The alloy sounds just like lino to me, too. That's way too hard an alloy for handgun bullets anyway and IMO should be no more than 1/4 of the mix with 3/4 pure lead. That is what I use when I get behind in my smelting and run too low on wheel weights. Softer alloys obturate much better to the barrel's grooves and so are generally more accurate and more forgiving if they are slightly undersized. Gas cutting and barrel leading are minimized that way. Lino and the other really hard alloys are best for rifle target bullets where the hardness does matter for optimal strength allowing higher velocities and when no expansion is necessary, but it will do for handgun bullets when sufficiently diluted. Lino bullets shatter when they hit solid bone so should never be used for hunting in rifles or in handguns.

You can adjust your loading data if necessary for the .44's. What really matters is not the weight per se, but if the particular revolver shoots that bullet well or not. Like women, some guns are pickier than others about what you stuff into them. Give them a try and see what happens.

03-30-2012, 05:31 AM
Thanks fellas. I got a line on some wheel weights. I will let you know how it goes.

Paul B
03-31-2012, 02:35 PM
All three of those bullets are way off in weight.
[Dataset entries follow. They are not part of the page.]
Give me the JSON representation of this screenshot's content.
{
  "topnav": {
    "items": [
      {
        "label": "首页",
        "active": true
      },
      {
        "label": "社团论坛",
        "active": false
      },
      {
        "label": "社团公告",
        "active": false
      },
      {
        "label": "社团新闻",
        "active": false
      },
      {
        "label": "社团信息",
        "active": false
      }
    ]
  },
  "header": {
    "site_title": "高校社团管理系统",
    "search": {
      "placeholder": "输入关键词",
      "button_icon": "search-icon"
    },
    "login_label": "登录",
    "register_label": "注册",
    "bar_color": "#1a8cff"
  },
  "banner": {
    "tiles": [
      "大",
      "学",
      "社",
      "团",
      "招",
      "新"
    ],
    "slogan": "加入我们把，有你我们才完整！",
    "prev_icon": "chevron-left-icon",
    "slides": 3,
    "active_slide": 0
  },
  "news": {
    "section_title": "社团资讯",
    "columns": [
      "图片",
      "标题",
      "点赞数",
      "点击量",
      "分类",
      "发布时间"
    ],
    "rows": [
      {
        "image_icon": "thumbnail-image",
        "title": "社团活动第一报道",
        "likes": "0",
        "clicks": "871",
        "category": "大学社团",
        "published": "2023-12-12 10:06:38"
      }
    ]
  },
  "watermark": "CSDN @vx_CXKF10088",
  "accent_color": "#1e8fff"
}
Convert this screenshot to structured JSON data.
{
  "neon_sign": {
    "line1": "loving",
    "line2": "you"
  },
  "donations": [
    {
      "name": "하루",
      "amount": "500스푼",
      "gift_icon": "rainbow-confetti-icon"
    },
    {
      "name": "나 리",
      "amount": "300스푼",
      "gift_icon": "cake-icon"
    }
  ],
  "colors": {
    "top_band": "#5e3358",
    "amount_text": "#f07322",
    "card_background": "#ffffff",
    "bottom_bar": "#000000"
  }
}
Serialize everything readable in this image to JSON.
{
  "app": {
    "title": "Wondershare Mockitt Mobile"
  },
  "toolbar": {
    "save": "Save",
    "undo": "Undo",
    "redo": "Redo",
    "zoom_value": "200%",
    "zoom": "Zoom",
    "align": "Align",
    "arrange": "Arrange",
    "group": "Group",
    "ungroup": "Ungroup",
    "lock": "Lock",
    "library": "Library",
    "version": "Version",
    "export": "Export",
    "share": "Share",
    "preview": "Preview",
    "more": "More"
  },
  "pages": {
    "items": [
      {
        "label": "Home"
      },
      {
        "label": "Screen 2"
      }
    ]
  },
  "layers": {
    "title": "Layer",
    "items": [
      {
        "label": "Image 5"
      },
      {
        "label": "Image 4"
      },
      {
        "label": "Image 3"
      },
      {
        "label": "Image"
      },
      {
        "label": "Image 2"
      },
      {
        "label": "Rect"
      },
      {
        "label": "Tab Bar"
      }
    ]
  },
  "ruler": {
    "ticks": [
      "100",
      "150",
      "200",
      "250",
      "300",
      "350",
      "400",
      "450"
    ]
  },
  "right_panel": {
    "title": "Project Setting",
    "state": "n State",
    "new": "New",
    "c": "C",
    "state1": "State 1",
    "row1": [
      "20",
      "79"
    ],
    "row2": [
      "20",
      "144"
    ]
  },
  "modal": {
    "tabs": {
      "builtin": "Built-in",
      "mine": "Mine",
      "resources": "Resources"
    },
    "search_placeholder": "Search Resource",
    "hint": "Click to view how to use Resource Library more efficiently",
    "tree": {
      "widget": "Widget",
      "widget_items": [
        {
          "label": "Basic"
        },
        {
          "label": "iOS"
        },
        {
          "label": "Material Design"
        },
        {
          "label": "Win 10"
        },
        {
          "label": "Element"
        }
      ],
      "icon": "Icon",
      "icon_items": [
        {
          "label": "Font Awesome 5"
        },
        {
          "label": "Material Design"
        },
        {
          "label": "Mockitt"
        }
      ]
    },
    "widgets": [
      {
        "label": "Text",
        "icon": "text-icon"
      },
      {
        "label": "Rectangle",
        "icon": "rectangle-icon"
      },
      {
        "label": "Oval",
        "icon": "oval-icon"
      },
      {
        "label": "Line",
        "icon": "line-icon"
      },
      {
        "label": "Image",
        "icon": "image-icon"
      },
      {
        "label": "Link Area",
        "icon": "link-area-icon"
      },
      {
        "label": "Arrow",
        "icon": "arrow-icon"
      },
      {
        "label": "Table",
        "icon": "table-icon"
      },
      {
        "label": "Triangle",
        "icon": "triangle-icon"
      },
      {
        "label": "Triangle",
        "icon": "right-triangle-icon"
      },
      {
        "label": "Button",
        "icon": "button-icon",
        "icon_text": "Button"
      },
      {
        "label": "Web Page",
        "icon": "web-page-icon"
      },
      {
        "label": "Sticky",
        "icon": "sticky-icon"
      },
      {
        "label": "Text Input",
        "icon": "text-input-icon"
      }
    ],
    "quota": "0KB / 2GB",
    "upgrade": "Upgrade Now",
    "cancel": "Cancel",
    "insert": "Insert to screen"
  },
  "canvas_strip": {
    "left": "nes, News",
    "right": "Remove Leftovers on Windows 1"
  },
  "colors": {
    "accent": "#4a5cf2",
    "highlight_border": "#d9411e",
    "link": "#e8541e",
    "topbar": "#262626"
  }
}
Way too much to be linotype and maybe too much even for monotype. It almost sounds to me like it could be a hit tin content babbit metal. If that's the case, it could be a jackpot for making up a very decent alloy. If it is a form of babbit metal, it would have been nice to have the code to see what you actually have.
Check this site out. http://www.alchemyextrusions.com/babbitt/ Give you an idea of what you might have.
Paul B.

04-02-2012, 02:28 AM
The alloy that I have, which I believe to be lino or the aforementioned mono;
...add a little wheel weight=228g
...straight wheel weights=258g
Mystery solved. Thanks. And by the way I had these zipping along at 1,500 and couldn't figure out why.